The United Methodist Church proclaims the value of each person as a unique child of God and commits itself to the healing and wholeness of all persons.

The United Methodist Church recognizes that the sin of racism has been destructive to its unity throughout its history. Racism continues to cause painful division and marginalization.

The United Methodist Church shall confront and seek to eliminate racism, whether in organizations or in individuals, in every facet of its life and in society at large.

(The Book of Discipline of The United Methodist Church 2016, paragraph 5)

Desert Spring United Methodist Church understands racism to be a form of evil rooted in sin, and as such to be contrary to the will of God. Our Baptismal covenant addresses our responsibility as individuals and as a church. In this covenant, we are asked: “Do you renounce the spiritual forces of wickedness, reject the evil powers of this world, and repent of your sin?” The covenant continues: “Do you accept the freedom and power God gives you to resist evil, injustice and oppression in whatever forms they present themselves.”  

Racism is the face of evil. We, the people of God, are called to not only to renounce evil, but also to resist it. As a church, we are committed to the work of God in bringing about a just society where all people are treated with the dignity and respect of being a child of God. To that end, we will continue to strive knowing that the day will come when God’s will is done on earth as it is in heaven.

Rev. David K. Devereaux

Senior Pastor

Raising Consciousness

Today we are starting a new initiative we are calling “Raising Consciousness” that we believe will be meaningful to you and will also make a difference in the lives of others. The plan is quite simple. We are asking you to take a couple minutes 2 times per week to answer one simple question:

“What is one thing I have done in the past few days that helps to create a better relationship with people who are different from me (by “different from me” we are suggesting people of a different race or culture or religion or—you get the idea) in order to strengthen our community?”

Here are a few ideas of the kinds of things you might consider:  

  • Call someone you know who is of a different race and ask how s/he is doing and if there is anything you can do for the person.
  • Write a note to send to someone indicating you are praying for her/him.
  • Ask a person to share with you a little of the person’s story. 
  • Grocery shop for a neighbor

The list is endless. The point is simple. Think of some way of reaching out to someone who is in some way different from you, to nurture a relationship and to strengthen a sense of community.  

So, twice per week we are asking you to answer one simple question: “What is one thing I have done in the past few days that helps to create a better relationship with people who are different from me, in order to strengthen our community?

Write down your answer.

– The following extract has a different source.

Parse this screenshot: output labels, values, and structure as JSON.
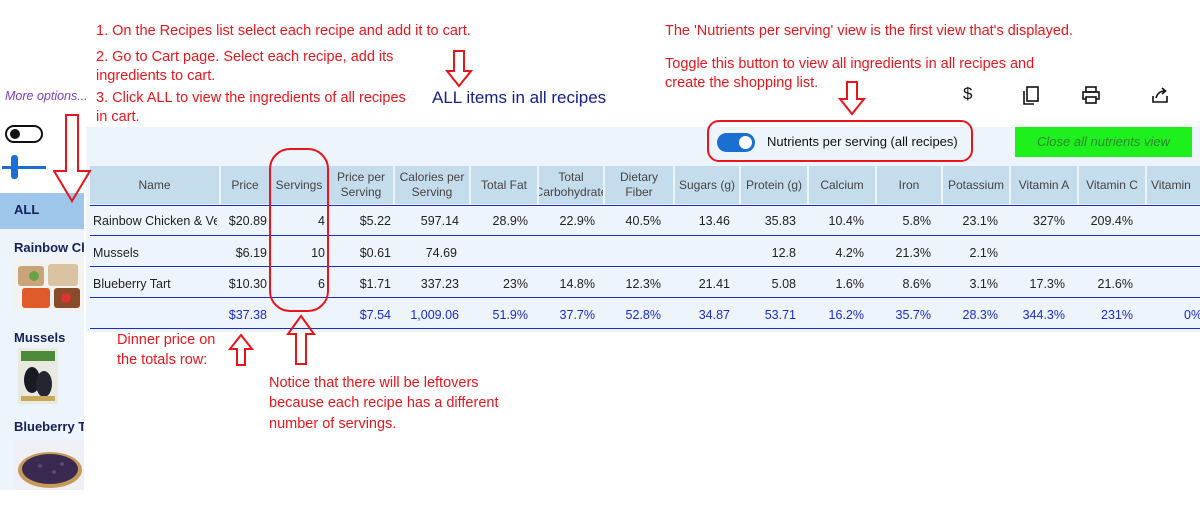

Put your written answer in a box or envelop, some place where you can save your answers. Be truthful with your answers. If you have not done anything, write that down. Put your written answers in a box or envelop—someplace where you can save your answers. After 8 weeks, you should have 16 different responses to the question. At that point we will ask you to take a few minutes to read what you have done. We are also going to ask you to share what you have written with someone who is close to you. We will say more about that when we get closer to the time.  

That is our initiative. We believe doing so will make a difference in our lives and will strengthen our community. Thanks.